» **ACTIVITY**
Every record must come back unchanged, apart from the pictures, which are dropped.

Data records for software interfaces

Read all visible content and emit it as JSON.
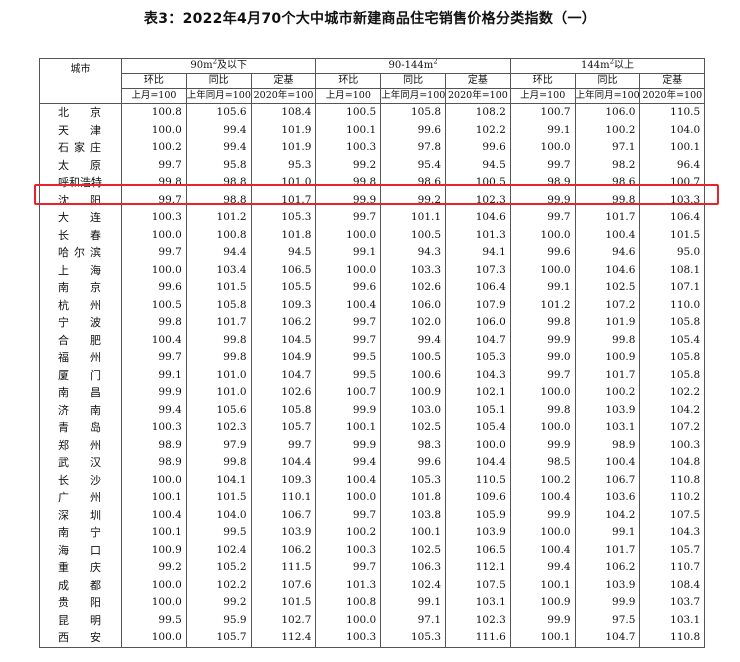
{
  "title": "表3：2022年4月70个大中城市新建商品住宅销售价格分类指数（一）",
  "table": {
    "city_header": "城市",
    "groups": [
      {
        "base": "90m",
        "sup": "2",
        "suffix": "及以下"
      },
      {
        "base": "90-144m",
        "sup": "2",
        "suffix": ""
      },
      {
        "base": "144m",
        "sup": "2",
        "suffix": "以上"
      }
    ],
    "subheaders": [
      "环比",
      "同比",
      "定基"
    ],
    "bases": [
      "上月=100",
      "上年同月=100",
      "2020年=100"
    ],
    "rows": [
      {
        "city": "北京",
        "v": [
          "100.8",
          "105.6",
          "108.4",
          "100.5",
          "105.8",
          "108.2",
          "100.7",
          "106.0",
          "110.5"
        ]
      },
      {
        "city": "天津",
        "v": [
          "100.0",
          "99.4",
          "101.9",
          "100.1",
          "99.6",
          "102.2",
          "99.1",
          "100.2",
          "104.0"
        ]
      },
      {
        "city": "石家庄",
        "v": [
          "100.2",
          "99.4",
          "101.9",
          "100.3",
          "97.8",
          "99.6",
          "100.0",
          "97.1",
          "100.1"
        ]
      },
      {
        "city": "太原",
        "v": [
          "99.7",
          "95.8",
          "95.3",
          "99.2",
          "95.4",
          "94.5",
          "99.7",
          "98.2",
          "96.4"
        ]
      },
      {
        "city": "呼和浩特",
        "v": [
          "99.8",
          "98.8",
          "101.0",
          "99.8",
          "98.6",
          "100.5",
          "98.9",
          "98.6",
          "100.7"
        ],
        "highlight": true
      },
      {
        "city": "沈阳",
        "v": [
          "99.7",
          "98.8",
          "101.7",
          "99.9",
          "99.2",
          "102.3",
          "99.9",
          "99.8",
          "103.3"
        ]
      },
      {
        "city": "大连",
        "v": [
          "100.3",
          "101.2",
          "105.3",
          "99.7",
          "101.1",
          "104.6",
          "99.7",
          "101.7",
          "106.4"
        ]
      },
      {
        "city": "长春",
        "v": [
          "100.0",
          "100.8",
          "101.8",
          "100.0",
          "100.5",
          "101.3",
          "100.0",
          "100.4",
          "101.5"
        ]
      },
      {
        "city": "哈尔滨",
        "v": [
          "99.7",
          "94.4",
          "94.5",
          "99.1",
          "94.3",
          "94.1",
          "99.6",
          "94.6",
          "95.0"
        ]
      },
      {
        "city": "上海",
        "v": [
          "100.0",
          "103.4",
          "106.5",
          "100.0",
          "103.3",
          "107.3",
          "100.0",
          "104.6",
          "108.1"
        ]
      },
      {
        "city": "南京",
        "v": [
          "99.6",
          "101.5",
          "105.5",
          "99.6",
          "102.6",
          "106.4",
          "99.1",
          "102.5",
          "107.1"
        ]
      },
      {
        "city": "杭州",
        "v": [
          "100.5",
          "105.8",
          "109.3",
          "100.4",
          "106.0",
          "107.9",
          "101.2",
          "107.2",
          "110.0"
        ]
      },
      {
        "city": "宁波",
        "v": [
          "99.8",
          "101.7",
          "106.2",
          "99.7",
          "102.0",
          "106.0",
          "99.8",
          "101.9",
          "105.8"
        ]
      },
      {
        "city": "合肥",
        "v": [
          "100.4",
          "99.8",
          "104.5",
          "99.7",
          "99.4",
          "104.7",
          "99.9",
          "99.8",
          "105.4"
        ]
      },
      {
        "city": "福州",
        "v": [
          "99.7",
          "99.8",
          "104.9",
          "99.5",
          "100.5",
          "105.3",
          "99.0",
          "100.9",
          "105.8"
        ]
      },
      {
        "city": "厦门",
        "v": [
          "99.1",
          "101.0",
          "104.7",
          "99.5",
          "100.6",
          "104.3",
          "99.7",
          "101.7",
          "105.8"
        ]
      },
      {
        "city": "南昌",
        "v": [
          "99.9",
          "101.0",
          "102.6",
          "100.7",
          "100.9",
          "102.1",
          "100.0",
          "100.2",
          "102.2"
        ]
      },
      {
        "city": "济南",
        "v": [
          "99.4",
          "105.6",
          "105.8",
          "99.9",
          "103.0",
          "105.1",
          "99.8",
          "103.9",
          "104.2"
        ]
      },
      {
        "city": "青岛",
        "v": [
          "100.3",
          "102.3",
          "105.7",
          "100.1",
          "102.5",
          "105.4",
          "100.0",
          "103.1",
          "107.2"
        ]
      },
      {
        "city": "郑州",
        "v": [
          "98.9",
          "97.9",
          "99.7",
          "99.9",
          "98.3",
          "100.0",
          "99.9",
          "98.9",
          "100.3"
        ]
      },
      {
        "city": "武汉",
        "v": [
          "98.9",
          "99.8",
          "104.4",
          "99.4",
          "99.6",
          "104.4",
          "98.5",
          "100.4",
          "104.8"
        ]
      },
      {
        "city": "长沙",
        "v": [
          "100.0",
          "104.1",
          "109.3",
          "100.4",
          "105.3",
          "110.5",
          "100.2",
          "106.7",
          "110.8"
        ]
      },
      {
        "city": "广州",
        "v": [
          "100.1",
          "101.5",
          "110.1",
          "100.0",
          "101.8",
          "109.6",
          "100.4",
          "103.6",
          "110.2"
        ]
      },
      {
        "city": "深圳",
        "v": [
          "100.4",
          "104.0",
          "106.7",
          "99.7",
          "103.8",
          "105.9",
          "99.9",
          "104.2",
          "107.5"
        ]
      },
      {
        "city": "南宁",
        "v": [
          "100.1",
          "99.5",
          "103.9",
          "100.2",
          "100.1",
          "103.9",
          "100.0",
          "99.1",
          "104.3"
        ]
      },
      {
        "city": "海口",
        "v": [
          "100.9",
          "102.4",
          "106.2",
          "100.3",
          "102.5",
          "106.5",
          "100.4",
          "101.7",
          "105.7"
        ]
      },
      {
        "city": "重庆",
        "v": [
          "99.2",
          "105.2",
          "111.5",
          "99.7",
          "106.3",
          "112.1",
          "99.4",
          "106.2",
          "110.7"
        ]
      },
      {
        "city": "成都",
        "v": [
          "100.0",
          "102.2",
          "107.6",
          "101.3",
          "102.4",
          "107.5",
          "100.1",
          "103.9",
          "108.4"
        ]
      },
      {
        "city": "贵阳",
        "v": [
          "100.0",
          "99.2",
          "101.5",
          "100.8",
          "99.1",
          "103.1",
          "100.9",
          "99.9",
          "103.7"
        ]
      },
      {
        "city": "昆明",
        "v": [
          "99.5",
          "95.9",
          "102.7",
          "100.0",
          "97.1",
          "102.3",
          "99.9",
          "97.5",
          "103.1"
        ]
      },
      {
        "city": "西安",
        "v": [
          "100.0",
          "105.7",
          "112.4",
          "100.3",
          "105.3",
          "111.6",
          "100.1",
          "104.7",
          "110.8"
        ]
      }
    ]
  },
  "colors": {
    "highlight": "#e8232b"
  }
}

» **YOUR RESPONSE**
Read all visible content and emit it as JSON.
{
  "title": "表3：2022年4月70个大中城市新建商品住宅销售价格分类指数（一）",
  "table": {
    "city_header": "城市",
    "groups": [
      {
        "base": "90m",
        "sup": "2",
        "suffix": "及以下"
      },
      {
        "base": "90-144m",
        "sup": "2",
        "suffix": ""
      },
      {
        "base": "144m",
        "sup": "2",
        "suffix": "以上"
      }
    ],
    "subheaders": [
      "环比",
      "同比",
      "定基"
    ],
    "bases": [
      "上月=100",
      "上年同月=100",
      "2020年=100"
    ],
    "rows": [
      {
        "city": "北京",
        "v": [
          "100.8",
          "105.6",
          "108.4",
          "100.5",
          "105.8",
          "108.2",
          "100.7",
          "106.0",
          "110.5"
        ]
      },
      {
        "city": "天津",
        "v": [
          "100.0",
          "99.4",
          "101.9",
          "100.1",
          "99.6",
          "102.2",
          "99.1",
          "100.2",
          "104.0"
        ]
      },
      {
        "city": "石家庄",
        "v": [
          "100.2",
          "99.4",
          "101.9",
          "100.3",
          "97.8",
          "99.6",
          "100.0",
          "97.1",
          "100.1"
        ]
      },
      {
        "city": "太原",
        "v": [
          "99.7",
          "95.8",
          "95.3",
          "99.2",
          "95.4",
          "94.5",
          "99.7",
          "98.2",
          "96.4"
        ]
      },
      {
        "city": "呼和浩特",
        "v": [
          "99.8",
          "98.8",
          "101.0",
          "99.8",
          "98.6",
          "100.5",
          "98.9",
          "98.6",
          "100.7"
        ],
        "highlight": true
      },
      {
        "city": "沈阳",
        "v": [
          "99.7",
          "98.8",
          "101.7",
          "99.9",
          "99.2",
          "102.3",
          "99.9",
          "99.8",
          "103.3"
        ]
      },
      {
        "city": "大连",
        "v": [
          "100.3",
          "101.2",
          "105.3",
          "99.7",
          "101.1",
          "104.6",
          "99.7",
          "101.7",
          "106.4"
        ]
      },
      {
        "city": "长春",
        "v": [
          "100.0",
          "100.8",
          "101.8",
          "100.0",
          "100.5",
          "101.3",
          "100.0",
          "100.4",
          "101.5"
        ]
      },
      {
        "city": "哈尔滨",
        "v": [
          "99.7",
          "94.4",
          "94.5",
          "99.1",
          "94.3",
          "94.1",
          "99.6",
          "94.6",
          "95.0"
        ]
      },
      {
        "city": "上海",
        "v": [
          "100.0",
          "103.4",
          "106.5",
          "100.0",
          "103.3",
          "107.3",
          "100.0",
          "104.6",
          "108.1"
        ]
      },
      {
        "city": "南京",
        "v": [
          "99.6",
          "101.5",
          "105.5",
          "99.6",
          "102.6",
          "106.4",
          "99.1",
          "102.5",
          "107.1"
        ]
      },
      {
        "city": "杭州",
        "v": [
          "100.5",
          "105.8",
          "109.3",
          "100.4",
          "106.0",
          "107.9",
          "101.2",
          "107.2",
          "110.0"
        ]
      },
      {
        "city": "宁波",
        "v": [
          "99.8",
          "101.7",
          "106.2",
          "99.7",
          "102.0",
          "106.0",
          "99.8",
          "101.9",
          "105.8"
        ]
      },
      {
        "city": "合肥",
        "v": [
          "100.4",
          "99.8",
          "104.5",
          "99.7",
          "99.4",
          "104.7",
          "99.9",
          "99.8",
          "105.4"
        ]
      },
      {
        "city": "福州",
        "v": [
          "99.7",
          "99.8",
          "104.9",
          "99.5",
          "100.5",
          "105.3",
          "99.0",
          "100.9",
          "105.8"
        ]
      },
      {
        "city": "厦门",
        "v": [
          "99.1",
          "101.0",
          "104.7",
          "99.5",
          "100.6",
          "104.3",
          "99.7",
          "101.7",
          "105.8"
        ]
      },
      {
        "city": "南昌",
        "v": [
          "99.9",
          "101.0",
          "102.6",
          "100.7",
          "100.9",
          "102.1",
          "100.0",
          "100.2",
          "102.2"
        ]
      },
      {
        "city": "济南",
        "v": [
          "99.4",
          "105.6",
          "105.8",
          "99.9",
          "103.0",
          "105.1",
          "99.8",
          "103.9",
          "104.2"
        ]
      },
      {
        "city": "青岛",
        "v": [
          "100.3",
          "102.3",
          "105.7",
          "100.1",
          "102.5",
          "105.4",
          "100.0",
          "103.1",
          "107.2"
        ]
      },
      {
        "city": "郑州",
        "v": [
          "98.9",
          "97.9",
          "99.7",
          "99.9",
          "98.3",
          "100.0",
          "99.9",
          "98.9",
          "100.3"
        ]
      },
      {
        "city": "武汉",
        "v": [
          "98.9",
          "99.8",
          "104.4",
          "99.4",
          "99.6",
          "104.4",
          "98.5",
          "100.4",
          "104.8"
        ]
      },
      {
        "city": "长沙",
        "v": [
          "100.0",
          "104.1",
          "109.3",
          "100.4",
          "105.3",
          "110.5",
          "100.2",
          "106.7",
          "110.8"
        ]
      },
      {
        "city": "广州",
        "v": [
          "100.1",
          "101.5",
          "110.1",
          "100.0",
          "101.8",
          "109.6",
          "100.4",
          "103.6",
          "110.2"
        ]
      },
      {
        "city": "深圳",
        "v": [
          "100.4",
          "104.0",
          "106.7",
          "99.7",
          "103.8",
          "105.9",
          "99.9",
          "104.2",
          "107.5"
        ]
      },
      {
        "city": "南宁",
        "v": [
          "100.1",
          "99.5",
          "103.9",
          "100.2",
          "100.1",
          "103.9",
          "100.0",
          "99.1",
          "104.3"
        ]
      },
      {
        "city": "海口",
        "v": [
          "100.9",
          "102.4",
          "106.2",
          "100.3",
          "102.5",
          "106.5",
          "100.4",
          "101.7",
          "105.7"
        ]
      },
      {
        "city": "重庆",
        "v": [
          "99.2",
          "105.2",
          "111.5",
          "99.7",
          "106.3",
          "112.1",
          "99.4",
          "106.2",
          "110.7"
        ]
      },
      {
        "city": "成都",
        "v": [
          "100.0",
          "102.2",
          "107.6",
          "101.3",
          "102.4",
          "107.5",
          "100.1",
          "103.9",
          "108.4"
        ]
      },
      {
        "city": "贵阳",
        "v": [
          "100.0",
          "99.2",
          "101.5",
          "100.8",
          "99.1",
          "103.1",
          "100.9",
          "99.9",
          "103.7"
        ]
      },
      {
        "city": "昆明",
        "v": [
          "99.5",
          "95.9",
          "102.7",
          "100.0",
          "97.1",
          "102.3",
          "99.9",
          "97.5",
          "103.1"
        ]
      },
      {
        "city": "西安",
        "v": [
          "100.0",
          "105.7",
          "112.4",
          "100.3",
          "105.3",
          "111.6",
          "100.1",
          "104.7",
          "110.8"
        ]
      }
    ]
  },
  "colors": {
    "highlight": "#e8232b"
  }
}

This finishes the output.